* [WHAT THIS TASK INVOLVES]: In the entries below, find each line with the string "your" and copy it.

☆ ☆ ☆

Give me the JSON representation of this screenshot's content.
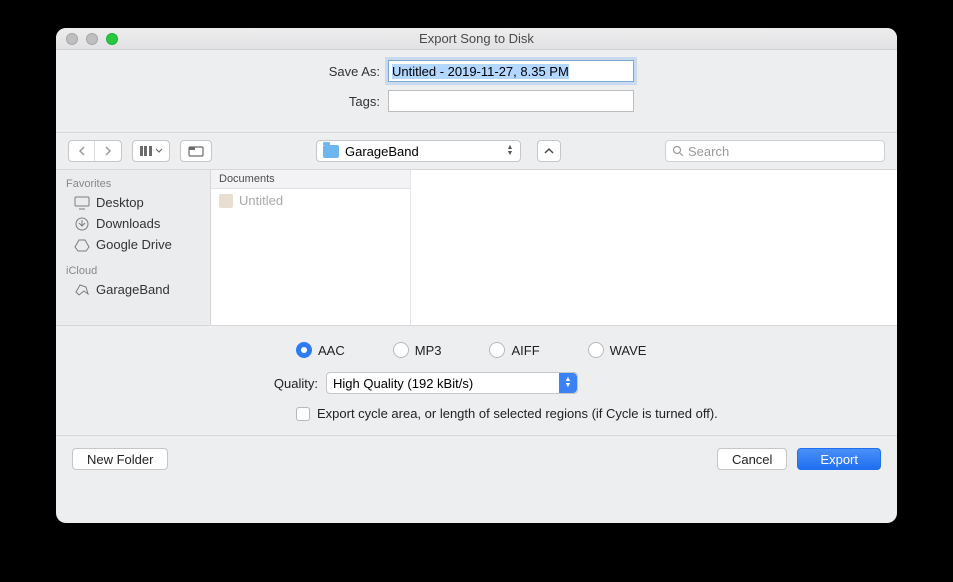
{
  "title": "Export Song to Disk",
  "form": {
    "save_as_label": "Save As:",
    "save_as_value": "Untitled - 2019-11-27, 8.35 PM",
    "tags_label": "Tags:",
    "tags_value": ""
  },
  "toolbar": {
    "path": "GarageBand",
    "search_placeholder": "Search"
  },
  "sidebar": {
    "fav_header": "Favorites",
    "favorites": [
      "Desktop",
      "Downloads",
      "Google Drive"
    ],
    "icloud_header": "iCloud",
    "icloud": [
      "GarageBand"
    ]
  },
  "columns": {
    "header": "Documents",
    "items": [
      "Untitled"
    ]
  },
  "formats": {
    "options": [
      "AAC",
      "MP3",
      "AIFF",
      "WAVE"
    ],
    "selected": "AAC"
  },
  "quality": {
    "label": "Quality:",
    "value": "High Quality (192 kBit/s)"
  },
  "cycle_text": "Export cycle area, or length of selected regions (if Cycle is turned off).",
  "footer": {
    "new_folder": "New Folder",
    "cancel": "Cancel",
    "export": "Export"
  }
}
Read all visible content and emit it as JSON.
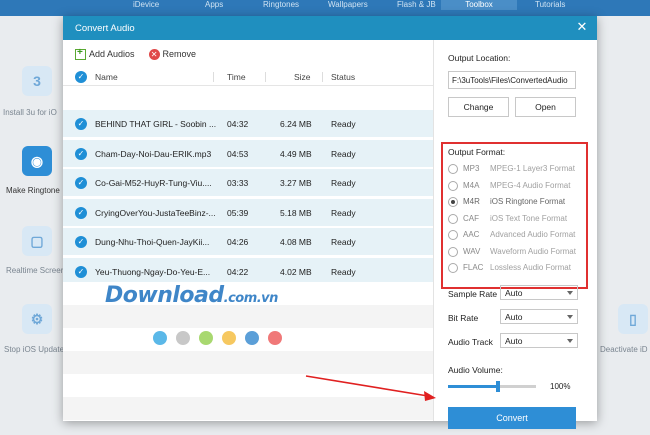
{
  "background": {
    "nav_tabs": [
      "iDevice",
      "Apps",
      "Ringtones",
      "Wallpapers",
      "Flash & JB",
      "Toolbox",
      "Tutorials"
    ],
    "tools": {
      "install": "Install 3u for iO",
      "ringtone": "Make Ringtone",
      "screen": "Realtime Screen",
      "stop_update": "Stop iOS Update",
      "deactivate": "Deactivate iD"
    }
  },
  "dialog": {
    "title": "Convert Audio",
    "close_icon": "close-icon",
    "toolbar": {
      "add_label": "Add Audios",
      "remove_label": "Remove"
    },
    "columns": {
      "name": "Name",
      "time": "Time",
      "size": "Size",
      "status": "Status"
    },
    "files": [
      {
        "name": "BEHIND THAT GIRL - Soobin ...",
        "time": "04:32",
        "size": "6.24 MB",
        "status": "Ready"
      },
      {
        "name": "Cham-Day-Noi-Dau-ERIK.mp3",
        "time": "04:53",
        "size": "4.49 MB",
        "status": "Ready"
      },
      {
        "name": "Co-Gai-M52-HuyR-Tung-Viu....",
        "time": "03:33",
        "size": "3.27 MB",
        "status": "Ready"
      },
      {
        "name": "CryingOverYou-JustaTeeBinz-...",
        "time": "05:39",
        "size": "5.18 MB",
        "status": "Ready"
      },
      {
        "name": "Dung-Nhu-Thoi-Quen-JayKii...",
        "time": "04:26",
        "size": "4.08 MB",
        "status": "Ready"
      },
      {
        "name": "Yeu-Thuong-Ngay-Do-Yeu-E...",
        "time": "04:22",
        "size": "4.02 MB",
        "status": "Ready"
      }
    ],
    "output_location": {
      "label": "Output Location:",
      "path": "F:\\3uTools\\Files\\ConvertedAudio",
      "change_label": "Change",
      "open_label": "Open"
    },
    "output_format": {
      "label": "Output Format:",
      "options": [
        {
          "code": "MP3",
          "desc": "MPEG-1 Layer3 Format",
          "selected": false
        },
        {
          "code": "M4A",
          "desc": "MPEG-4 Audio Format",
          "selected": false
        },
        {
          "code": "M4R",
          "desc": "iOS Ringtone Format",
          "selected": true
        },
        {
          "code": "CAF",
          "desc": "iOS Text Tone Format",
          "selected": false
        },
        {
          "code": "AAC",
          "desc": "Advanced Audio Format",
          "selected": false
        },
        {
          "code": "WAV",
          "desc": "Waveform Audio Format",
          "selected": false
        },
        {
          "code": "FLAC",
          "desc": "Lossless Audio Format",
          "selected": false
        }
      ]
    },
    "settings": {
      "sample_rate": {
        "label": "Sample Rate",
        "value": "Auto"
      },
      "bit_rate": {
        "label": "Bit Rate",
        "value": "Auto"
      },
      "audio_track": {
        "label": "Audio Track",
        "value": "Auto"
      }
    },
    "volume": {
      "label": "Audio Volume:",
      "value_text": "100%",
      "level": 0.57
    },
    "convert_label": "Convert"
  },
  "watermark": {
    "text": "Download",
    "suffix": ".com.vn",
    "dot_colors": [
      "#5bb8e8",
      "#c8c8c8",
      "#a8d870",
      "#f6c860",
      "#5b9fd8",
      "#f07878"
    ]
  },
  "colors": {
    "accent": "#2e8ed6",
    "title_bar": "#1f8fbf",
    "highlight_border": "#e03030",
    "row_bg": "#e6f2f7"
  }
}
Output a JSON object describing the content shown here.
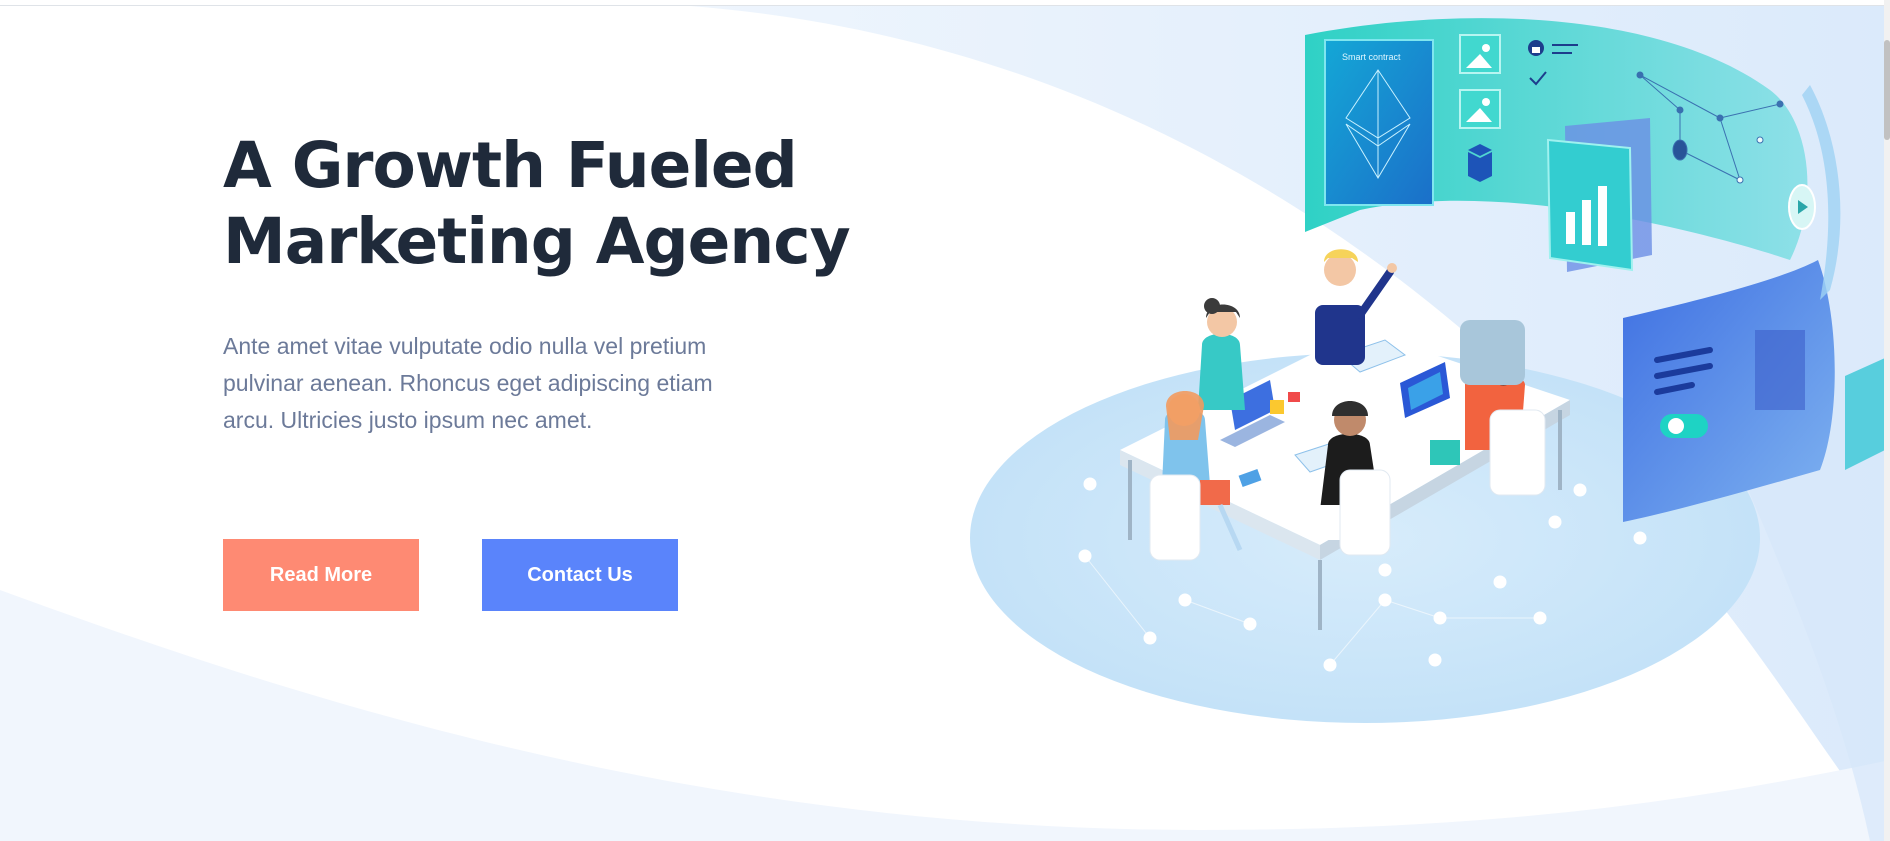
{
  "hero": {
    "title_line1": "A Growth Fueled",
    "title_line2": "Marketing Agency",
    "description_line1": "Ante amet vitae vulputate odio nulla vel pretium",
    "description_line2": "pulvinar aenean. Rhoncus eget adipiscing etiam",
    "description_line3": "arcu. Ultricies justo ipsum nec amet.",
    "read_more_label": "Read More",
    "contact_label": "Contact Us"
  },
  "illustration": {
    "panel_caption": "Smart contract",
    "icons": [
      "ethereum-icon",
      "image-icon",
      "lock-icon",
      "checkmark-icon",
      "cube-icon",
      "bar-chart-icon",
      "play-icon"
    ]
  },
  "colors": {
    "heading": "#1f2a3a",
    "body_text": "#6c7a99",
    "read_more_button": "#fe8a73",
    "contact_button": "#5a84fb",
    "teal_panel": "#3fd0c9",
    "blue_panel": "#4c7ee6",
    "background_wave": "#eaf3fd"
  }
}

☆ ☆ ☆

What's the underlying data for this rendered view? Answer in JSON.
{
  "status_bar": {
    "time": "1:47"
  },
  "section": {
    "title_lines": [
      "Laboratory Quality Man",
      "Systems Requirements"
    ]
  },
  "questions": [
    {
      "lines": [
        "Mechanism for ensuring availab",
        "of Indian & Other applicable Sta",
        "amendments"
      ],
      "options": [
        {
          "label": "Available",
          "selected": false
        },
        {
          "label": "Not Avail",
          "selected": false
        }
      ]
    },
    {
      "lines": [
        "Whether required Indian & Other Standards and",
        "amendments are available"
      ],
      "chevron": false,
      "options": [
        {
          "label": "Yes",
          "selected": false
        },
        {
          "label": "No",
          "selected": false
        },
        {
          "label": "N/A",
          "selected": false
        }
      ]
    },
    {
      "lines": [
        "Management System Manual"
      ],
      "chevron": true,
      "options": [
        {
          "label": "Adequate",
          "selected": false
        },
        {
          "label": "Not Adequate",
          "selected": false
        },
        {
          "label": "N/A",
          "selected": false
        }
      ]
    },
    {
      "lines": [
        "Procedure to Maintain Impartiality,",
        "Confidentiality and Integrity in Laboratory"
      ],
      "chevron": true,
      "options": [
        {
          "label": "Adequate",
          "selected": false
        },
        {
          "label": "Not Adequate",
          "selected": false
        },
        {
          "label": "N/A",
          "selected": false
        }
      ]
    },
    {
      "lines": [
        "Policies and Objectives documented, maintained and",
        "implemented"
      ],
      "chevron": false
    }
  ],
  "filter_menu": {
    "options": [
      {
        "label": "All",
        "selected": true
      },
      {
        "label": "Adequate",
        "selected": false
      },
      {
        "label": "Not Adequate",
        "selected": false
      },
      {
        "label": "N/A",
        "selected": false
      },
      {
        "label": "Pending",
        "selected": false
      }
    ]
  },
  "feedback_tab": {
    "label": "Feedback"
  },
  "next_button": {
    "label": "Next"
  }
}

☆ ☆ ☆

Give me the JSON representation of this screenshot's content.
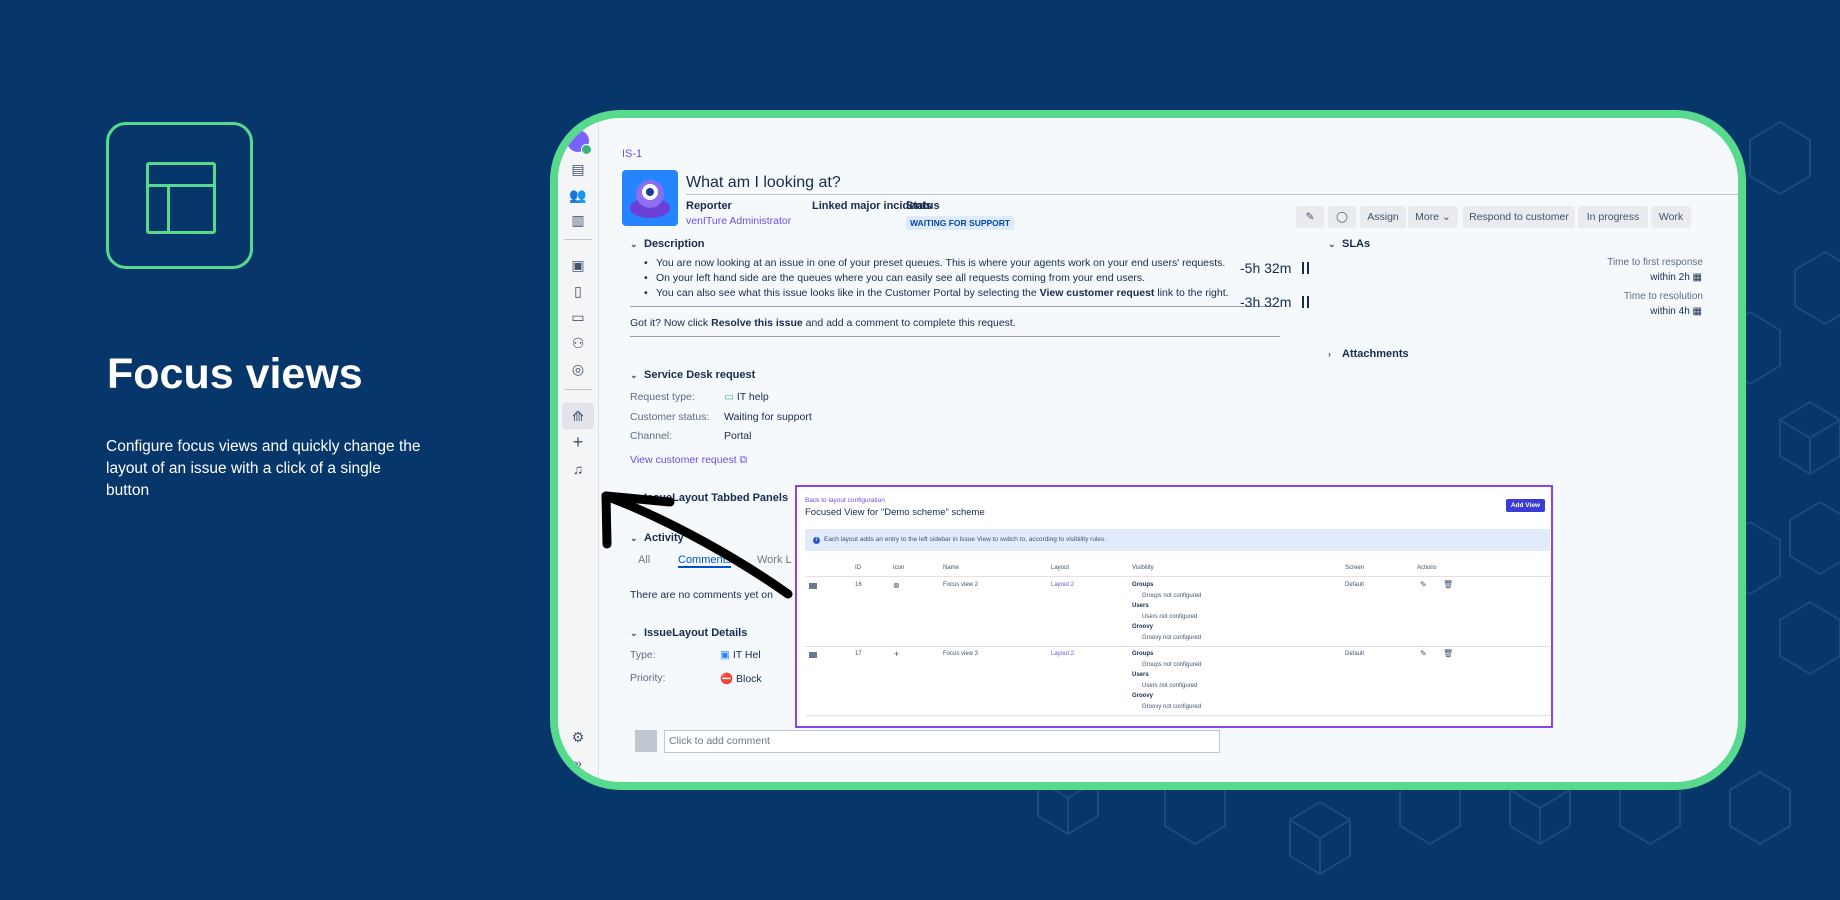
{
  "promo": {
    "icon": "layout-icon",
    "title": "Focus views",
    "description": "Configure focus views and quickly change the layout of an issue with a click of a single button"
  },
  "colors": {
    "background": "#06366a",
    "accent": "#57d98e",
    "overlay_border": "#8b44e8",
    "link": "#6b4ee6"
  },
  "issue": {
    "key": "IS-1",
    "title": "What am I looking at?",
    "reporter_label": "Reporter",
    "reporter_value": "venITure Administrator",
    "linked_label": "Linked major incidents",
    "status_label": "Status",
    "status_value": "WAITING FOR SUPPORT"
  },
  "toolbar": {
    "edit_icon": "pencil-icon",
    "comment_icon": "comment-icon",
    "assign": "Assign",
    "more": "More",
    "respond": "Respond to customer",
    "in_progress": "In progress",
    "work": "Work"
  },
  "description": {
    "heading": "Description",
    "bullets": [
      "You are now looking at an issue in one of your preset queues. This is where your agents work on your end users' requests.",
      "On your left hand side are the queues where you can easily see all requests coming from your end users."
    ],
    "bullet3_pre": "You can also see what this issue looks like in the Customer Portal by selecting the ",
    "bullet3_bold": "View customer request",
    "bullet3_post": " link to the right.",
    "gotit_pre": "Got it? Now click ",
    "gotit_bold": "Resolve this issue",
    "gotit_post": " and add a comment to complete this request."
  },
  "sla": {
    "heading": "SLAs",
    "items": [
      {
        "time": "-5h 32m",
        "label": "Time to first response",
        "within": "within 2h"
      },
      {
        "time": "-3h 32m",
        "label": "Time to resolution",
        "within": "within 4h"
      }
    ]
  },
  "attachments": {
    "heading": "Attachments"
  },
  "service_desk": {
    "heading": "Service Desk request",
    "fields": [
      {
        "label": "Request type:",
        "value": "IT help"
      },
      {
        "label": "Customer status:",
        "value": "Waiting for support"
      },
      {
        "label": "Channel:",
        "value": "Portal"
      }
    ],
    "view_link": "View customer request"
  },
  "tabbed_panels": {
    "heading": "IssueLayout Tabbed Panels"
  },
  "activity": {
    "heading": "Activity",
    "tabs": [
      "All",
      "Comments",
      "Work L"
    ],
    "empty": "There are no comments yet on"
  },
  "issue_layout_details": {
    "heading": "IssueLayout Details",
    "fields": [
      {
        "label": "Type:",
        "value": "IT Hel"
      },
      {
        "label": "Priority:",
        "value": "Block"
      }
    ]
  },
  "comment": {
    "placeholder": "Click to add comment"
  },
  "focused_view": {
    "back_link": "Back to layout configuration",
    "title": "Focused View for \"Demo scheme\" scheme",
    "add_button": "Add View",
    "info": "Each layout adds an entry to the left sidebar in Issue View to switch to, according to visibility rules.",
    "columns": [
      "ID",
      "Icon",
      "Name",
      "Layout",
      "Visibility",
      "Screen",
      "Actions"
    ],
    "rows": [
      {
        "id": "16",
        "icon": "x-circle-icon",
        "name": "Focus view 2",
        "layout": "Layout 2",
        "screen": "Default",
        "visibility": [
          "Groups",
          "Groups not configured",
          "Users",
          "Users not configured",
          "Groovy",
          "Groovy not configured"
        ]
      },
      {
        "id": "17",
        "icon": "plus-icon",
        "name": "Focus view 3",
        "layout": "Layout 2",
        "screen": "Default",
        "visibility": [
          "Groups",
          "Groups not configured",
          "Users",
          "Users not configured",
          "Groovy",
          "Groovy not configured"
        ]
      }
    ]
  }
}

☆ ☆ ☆

* [ANSWER SECTION]:
      "You are now looking at an issue in one of your preset queues. This is where your agents work on your end users' requests.",
      "On your left hand side are the queues where you can easily see all requests coming from your end users."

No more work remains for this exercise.